We’ve been posting the 13 questions, along with our answers, over the last couple weeks. Here is question 12:


How do you think corn affects the price of cattle? Do you think this is having a greater impact on the health of Americans?

Drovers CattleNetwork

Because grain finishing improves production efficiency, it helps keep the price of beef competitive with other meats. This is positive for the health of Americans, who have access to affordable, nutrient-dense food.

For example, a March 8 price check with Omaha Steaks, a leading online retailer of premium meat products, shows a package of four nine-ounce grass-fed New York Strip steaks on sale for $89 (The regular price is $179.99.) Using the sale price, that is $22.25 per steak. For comparison a package of four nine-ounce conventional New York Strip steaks on the same site sells for $59.99, or $15 per steak.

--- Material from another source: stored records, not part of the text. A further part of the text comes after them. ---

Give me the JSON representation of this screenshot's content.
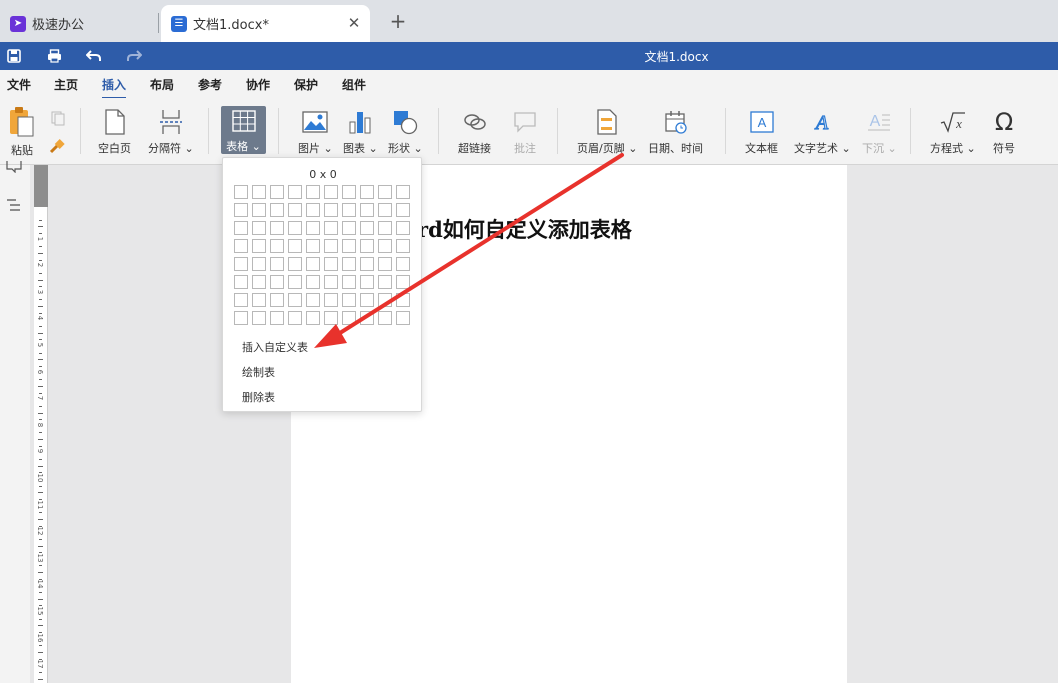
{
  "tabs": [
    {
      "label": "极速办公",
      "icon": "rocket-icon"
    },
    {
      "label": "文档1.docx*",
      "icon": "document-icon",
      "active": true
    }
  ],
  "titlebar": {
    "title": "文档1.docx",
    "bg": "#2e5ca9"
  },
  "menu": [
    "文件",
    "主页",
    "插入",
    "布局",
    "参考",
    "协作",
    "保护",
    "组件"
  ],
  "ribbon": {
    "paste": "粘贴",
    "blank_page": "空白页",
    "separator": "分隔符",
    "table": "表格",
    "image": "图片",
    "chart": "图表",
    "shape": "形状",
    "hyperlink": "超链接",
    "comment": "批注",
    "header_footer": "页眉/页脚",
    "datetime": "日期、时间",
    "textbox": "文本框",
    "wordart": "文字艺术",
    "dropcap": "下沉",
    "equation": "方程式",
    "symbol": "符号"
  },
  "document": {
    "heading": "rd如何自定义添加表格"
  },
  "table_menu": {
    "grid_label": "0 x 0",
    "insert_custom": "插入自定义表",
    "draw_table": "绘制表",
    "delete_table": "删除表"
  },
  "ruler_numbers": [
    "1",
    "2",
    "3",
    "4",
    "5",
    "6",
    "7",
    "8",
    "9",
    "10",
    "11",
    "12",
    "13",
    "14",
    "15",
    "16",
    "17"
  ],
  "accent": "#2e5ca9",
  "arrow_color": "#e8322c"
}
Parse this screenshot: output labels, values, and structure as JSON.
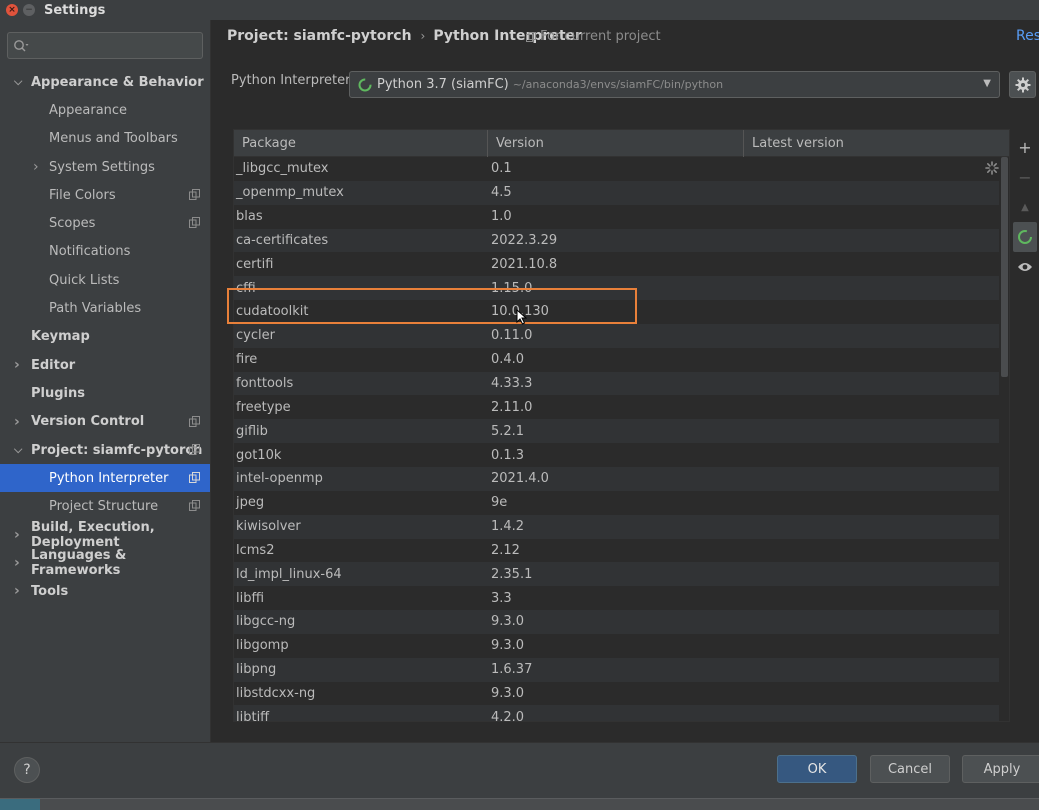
{
  "window": {
    "title": "Settings"
  },
  "sidebar": {
    "search_placeholder": "",
    "items": [
      {
        "label": "Appearance & Behavior",
        "level": 0,
        "expanded": true
      },
      {
        "label": "Appearance",
        "level": 1
      },
      {
        "label": "Menus and Toolbars",
        "level": 1
      },
      {
        "label": "System Settings",
        "level": 1,
        "collapsed": true
      },
      {
        "label": "File Colors",
        "level": 1,
        "copy": true
      },
      {
        "label": "Scopes",
        "level": 1,
        "copy": true
      },
      {
        "label": "Notifications",
        "level": 1
      },
      {
        "label": "Quick Lists",
        "level": 1
      },
      {
        "label": "Path Variables",
        "level": 1
      },
      {
        "label": "Keymap",
        "level": 0
      },
      {
        "label": "Editor",
        "level": 0,
        "collapsed": true
      },
      {
        "label": "Plugins",
        "level": 0
      },
      {
        "label": "Version Control",
        "level": 0,
        "collapsed": true,
        "copy": true
      },
      {
        "label": "Project: siamfc-pytorch",
        "level": 0,
        "expanded": true,
        "copy": true
      },
      {
        "label": "Python Interpreter",
        "level": 1,
        "selected": true,
        "copy": true
      },
      {
        "label": "Project Structure",
        "level": 1,
        "copy": true
      },
      {
        "label": "Build, Execution, Deployment",
        "level": 0,
        "collapsed": true
      },
      {
        "label": "Languages & Frameworks",
        "level": 0,
        "collapsed": true
      },
      {
        "label": "Tools",
        "level": 0,
        "collapsed": true
      }
    ]
  },
  "header": {
    "crumb_project": "Project: siamfc-pytorch",
    "crumb_page": "Python Interpreter",
    "for_current": "For current project",
    "reset": "Rese"
  },
  "interpreter": {
    "label": "Python Interpreter:",
    "name": "Python 3.7 (siamFC)",
    "path": "~/anaconda3/envs/siamFC/bin/python"
  },
  "table": {
    "columns": [
      "Package",
      "Version",
      "Latest version"
    ],
    "rows": [
      [
        "_libgcc_mutex",
        "0.1"
      ],
      [
        "_openmp_mutex",
        "4.5"
      ],
      [
        "blas",
        "1.0"
      ],
      [
        "ca-certificates",
        "2022.3.29"
      ],
      [
        "certifi",
        "2021.10.8"
      ],
      [
        "cffi",
        "1.15.0"
      ],
      [
        "cudatoolkit",
        "10.0.130"
      ],
      [
        "cycler",
        "0.11.0"
      ],
      [
        "fire",
        "0.4.0"
      ],
      [
        "fonttools",
        "4.33.3"
      ],
      [
        "freetype",
        "2.11.0"
      ],
      [
        "giflib",
        "5.2.1"
      ],
      [
        "got10k",
        "0.1.3"
      ],
      [
        "intel-openmp",
        "2021.4.0"
      ],
      [
        "jpeg",
        "9e"
      ],
      [
        "kiwisolver",
        "1.4.2"
      ],
      [
        "lcms2",
        "2.12"
      ],
      [
        "ld_impl_linux-64",
        "2.35.1"
      ],
      [
        "libffi",
        "3.3"
      ],
      [
        "libgcc-ng",
        "9.3.0"
      ],
      [
        "libgomp",
        "9.3.0"
      ],
      [
        "libpng",
        "1.6.37"
      ],
      [
        "libstdcxx-ng",
        "9.3.0"
      ],
      [
        "libtiff",
        "4.2.0"
      ]
    ],
    "highlighted_package": "cudatoolkit"
  },
  "tools": {
    "add": "+",
    "remove": "−",
    "upgrade": "▲"
  },
  "footer": {
    "help": "?",
    "ok": "OK",
    "cancel": "Cancel",
    "apply": "Apply"
  },
  "colors": {
    "accent": "#2f65ca",
    "highlight_box": "#e8803a",
    "link": "#589df6"
  }
}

The Omaha Steaks site also lists a package of four six-ounce, grass-fed hamburger patties for a sale price of $24.99. The regular price is $45.99. At the sale price, each grass-fed burger costs $6.25. For comparison, a package of eight five-ounce conventional burgers is sale priced at $19.99, or $2.50 per burger. The site lists the normal price for the same package of conventional burgers at $34.99, or $4.37 per burger, compared with $11.50 per burger for the grass-fed burgers at their usual full price of $45.99 for four six-ounce patties.

See question 11 from this series here